■ DIRECTIONS FOR THIS TASK ■
Among the entries below, tally the lines that include "JSON", and give the number alone.

══ DATASET ENTRIES

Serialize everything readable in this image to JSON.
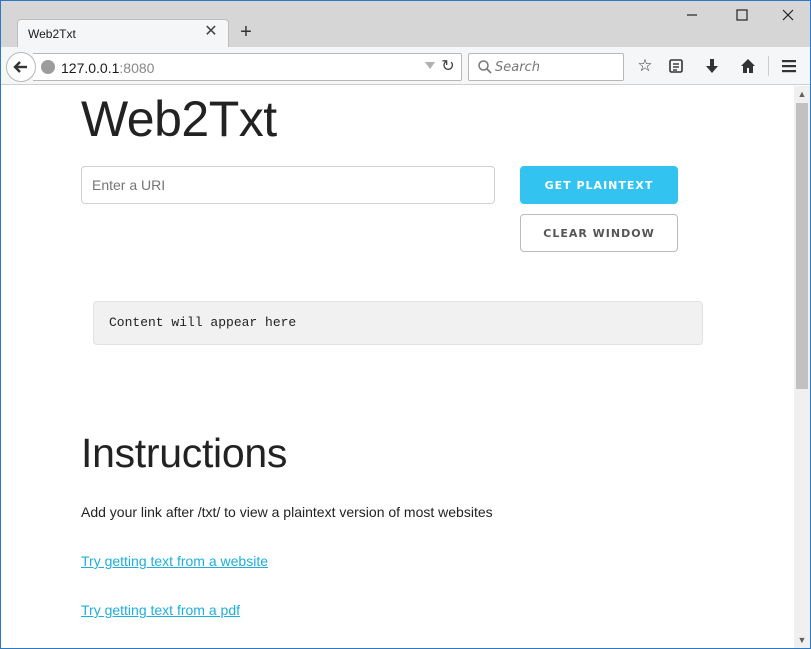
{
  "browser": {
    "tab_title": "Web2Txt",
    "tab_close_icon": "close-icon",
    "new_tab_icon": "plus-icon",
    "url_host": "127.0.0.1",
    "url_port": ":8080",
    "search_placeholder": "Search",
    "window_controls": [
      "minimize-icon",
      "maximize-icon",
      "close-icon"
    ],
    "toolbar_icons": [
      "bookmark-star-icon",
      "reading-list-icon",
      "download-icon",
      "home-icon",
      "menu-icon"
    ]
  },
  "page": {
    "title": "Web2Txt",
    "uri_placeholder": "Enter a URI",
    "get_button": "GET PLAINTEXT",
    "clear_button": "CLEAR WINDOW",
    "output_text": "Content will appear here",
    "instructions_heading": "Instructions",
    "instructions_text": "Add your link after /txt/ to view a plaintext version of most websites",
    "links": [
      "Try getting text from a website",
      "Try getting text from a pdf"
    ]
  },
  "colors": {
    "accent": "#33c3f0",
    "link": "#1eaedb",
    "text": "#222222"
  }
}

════
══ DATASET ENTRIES

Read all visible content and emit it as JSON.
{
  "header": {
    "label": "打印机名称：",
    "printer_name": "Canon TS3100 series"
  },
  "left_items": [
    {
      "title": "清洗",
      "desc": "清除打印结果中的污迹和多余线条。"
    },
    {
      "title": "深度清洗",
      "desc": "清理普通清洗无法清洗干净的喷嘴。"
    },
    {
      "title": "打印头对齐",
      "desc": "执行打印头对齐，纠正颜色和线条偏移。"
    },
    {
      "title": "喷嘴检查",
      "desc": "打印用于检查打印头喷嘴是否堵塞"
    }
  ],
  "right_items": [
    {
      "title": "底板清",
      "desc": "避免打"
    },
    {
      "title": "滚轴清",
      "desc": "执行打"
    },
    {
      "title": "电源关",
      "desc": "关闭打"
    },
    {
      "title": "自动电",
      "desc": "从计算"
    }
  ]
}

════

■ RESULT OF THE TASK ■
2